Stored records
= Beginning of Section =

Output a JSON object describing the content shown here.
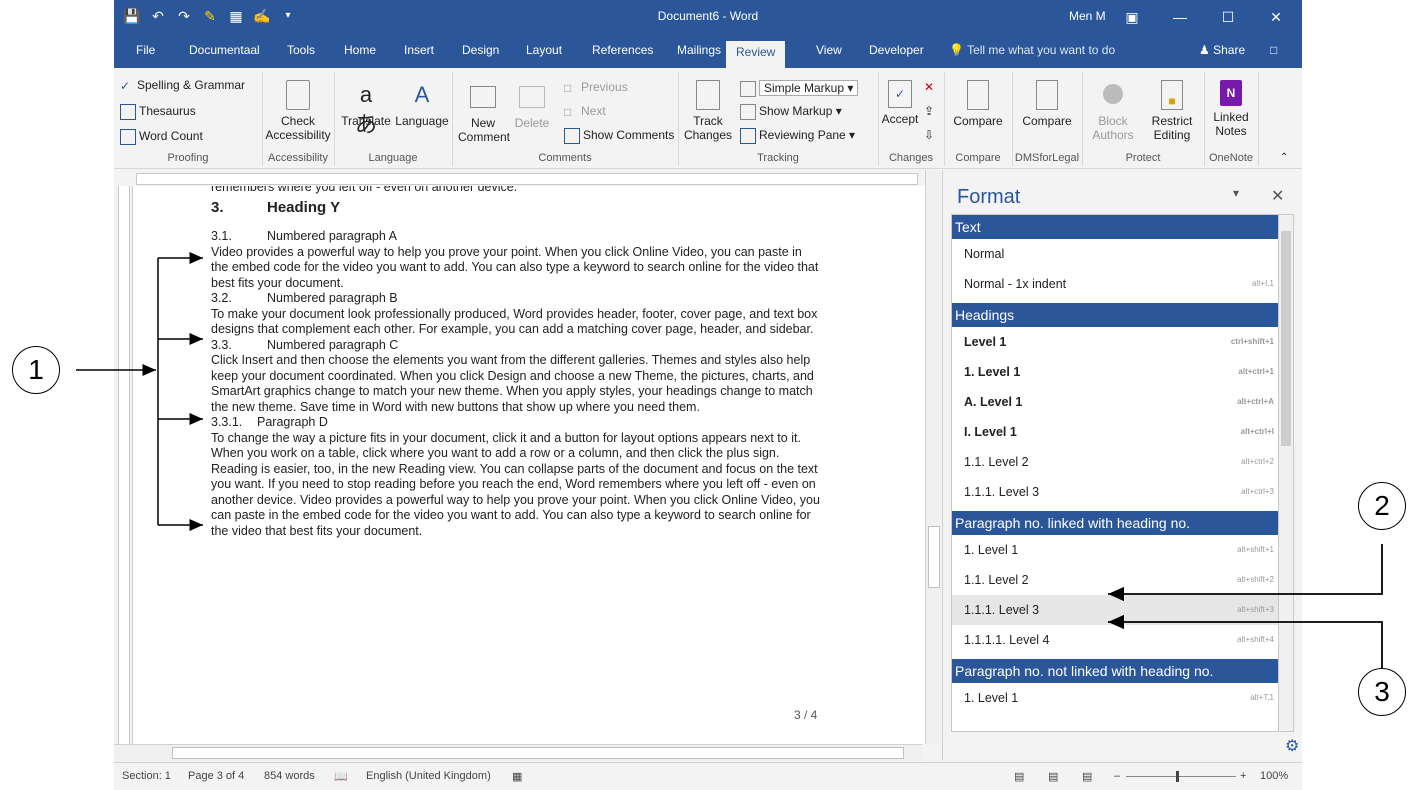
{
  "title_bar": {
    "document_title": "Document6 - Word",
    "user": "Men M",
    "icons": [
      "save-icon",
      "undo-icon",
      "redo-icon",
      "highlight-icon",
      "table-icon",
      "format-painter-icon",
      "customize-icon"
    ]
  },
  "tabs": [
    {
      "label": "File"
    },
    {
      "label": "Documentaal"
    },
    {
      "label": "Tools"
    },
    {
      "label": "Home"
    },
    {
      "label": "Insert"
    },
    {
      "label": "Design"
    },
    {
      "label": "Layout"
    },
    {
      "label": "References"
    },
    {
      "label": "Mailings"
    },
    {
      "label": "Review",
      "active": true
    },
    {
      "label": "View"
    },
    {
      "label": "Developer"
    }
  ],
  "tell_me": "Tell me what you want to do",
  "share": "Share",
  "ribbon": {
    "proofing": {
      "spelling": "Spelling & Grammar",
      "thesaurus": "Thesaurus",
      "word_count": "Word Count",
      "label": "Proofing"
    },
    "accessibility": {
      "check": "Check",
      "check2": "Accessibility",
      "label": "Accessibility"
    },
    "language": {
      "translate": "Translate",
      "language": "Language",
      "label": "Language"
    },
    "comments": {
      "new": "New",
      "new2": "Comment",
      "delete": "Delete",
      "previous": "Previous",
      "next": "Next",
      "show": "Show Comments",
      "label": "Comments"
    },
    "tracking": {
      "track": "Track",
      "track2": "Changes",
      "markup": "Simple Markup",
      "show_markup": "Show Markup",
      "reviewing": "Reviewing Pane",
      "label": "Tracking"
    },
    "changes": {
      "accept": "Accept",
      "label": "Changes"
    },
    "compare": {
      "compare": "Compare",
      "label": "Compare"
    },
    "dms": {
      "compare": "Compare",
      "label": "DMSforLegal"
    },
    "protect": {
      "block": "Block",
      "block2": "Authors",
      "restrict": "Restrict",
      "restrict2": "Editing",
      "label": "Protect"
    },
    "onenote": {
      "linked": "Linked",
      "linked2": "Notes",
      "label": "OneNote"
    }
  },
  "document": {
    "top_line": "remembers where you left off - even on another device.",
    "heading_num": "3.",
    "heading": "Heading Y",
    "para_a_num": "3.1.",
    "para_a_title": "Numbered paragraph A",
    "para_a_text": "Video provides a powerful way to help you prove your point. When you click Online Video, you can paste in the embed code for the video you want to add. You can also type a keyword to search online for the video that best fits your document.",
    "para_b_num": "3.2.",
    "para_b_title": "Numbered paragraph B",
    "para_b_text": "To make your document look professionally produced, Word provides header, footer, cover page, and text box designs that complement each other. For example, you can add a matching cover page, header, and sidebar.",
    "para_c_num": "3.3.",
    "para_c_title": "Numbered paragraph C",
    "para_c_text": "Click Insert and then choose the elements you want from the different galleries. Themes and styles also help keep your document coordinated. When you click Design and choose a new Theme, the pictures, charts, and SmartArt graphics change to match your new theme. When you apply styles, your headings change to match the new theme. Save time in Word with new buttons that show up where you need them.",
    "para_d_num": "3.3.1.",
    "para_d_title": "Paragraph D",
    "para_d_text": "To change the way a picture fits in your document, click it and a button for layout options appears next to it. When you work on a table, click where you want to add a row or a column, and then click the plus sign. Reading is easier, too, in the new Reading view. You can collapse parts of the document and focus on the text you want. If you need to stop reading before you reach the end, Word remembers where you left off - even on another device. Video provides a powerful way to help you prove your point. When you click Online Video, you can paste in the embed code for the video you want to add. You can also type a keyword to search online for the video that best fits your document.",
    "page_number": "3 / 4"
  },
  "format_pane": {
    "title": "Format",
    "sections": [
      {
        "title": "Text",
        "items": [
          {
            "label": "Normal",
            "shortcut": ""
          },
          {
            "label": "Normal - 1x indent",
            "shortcut": "alt+I,1"
          }
        ]
      },
      {
        "title": "Headings",
        "items": [
          {
            "label": "Level 1",
            "shortcut": "ctrl+shift+1",
            "bold": true
          },
          {
            "label": "1.  Level 1",
            "shortcut": "alt+ctrl+1",
            "bold": true
          },
          {
            "label": "A.  Level 1",
            "shortcut": "alt+ctrl+A",
            "bold": true
          },
          {
            "label": "I.  Level 1",
            "shortcut": "alt+ctrl+I",
            "bold": true
          },
          {
            "label": "1.1.  Level 2",
            "shortcut": "alt+ctrl+2"
          },
          {
            "label": "1.1.1.  Level 3",
            "shortcut": "alt+ctrl+3"
          }
        ]
      },
      {
        "title": "Paragraph no. linked with heading no.",
        "items": [
          {
            "label": "1.  Level 1",
            "shortcut": "alt+shift+1"
          },
          {
            "label": "1.1.  Level 2",
            "shortcut": "alt+shift+2"
          },
          {
            "label": "1.1.1.  Level 3",
            "shortcut": "alt+shift+3",
            "selected": true
          },
          {
            "label": "1.1.1.1.  Level 4",
            "shortcut": "alt+shift+4"
          }
        ]
      },
      {
        "title": "Paragraph no. not linked with heading no.",
        "items": [
          {
            "label": "1.  Level 1",
            "shortcut": "alt+T,1"
          }
        ]
      }
    ]
  },
  "status_bar": {
    "section": "Section: 1",
    "page": "Page 3 of 4",
    "words": "854 words",
    "language": "English (United Kingdom)",
    "zoom": "100%"
  },
  "callouts": {
    "one": "1",
    "two": "2",
    "three": "3"
  },
  "colors": {
    "accent": "#2b579a",
    "ribbon_bg": "#f3f3f3"
  }
}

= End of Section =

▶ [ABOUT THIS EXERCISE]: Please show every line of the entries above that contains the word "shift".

▶ [TASK SOLUTION]:
            "shortcut": "ctrl+shift+1",
            "shortcut": "alt+shift+1"
            "shortcut": "alt+shift+2"
            "shortcut": "alt+shift+3",
            "shortcut": "alt+shift+4"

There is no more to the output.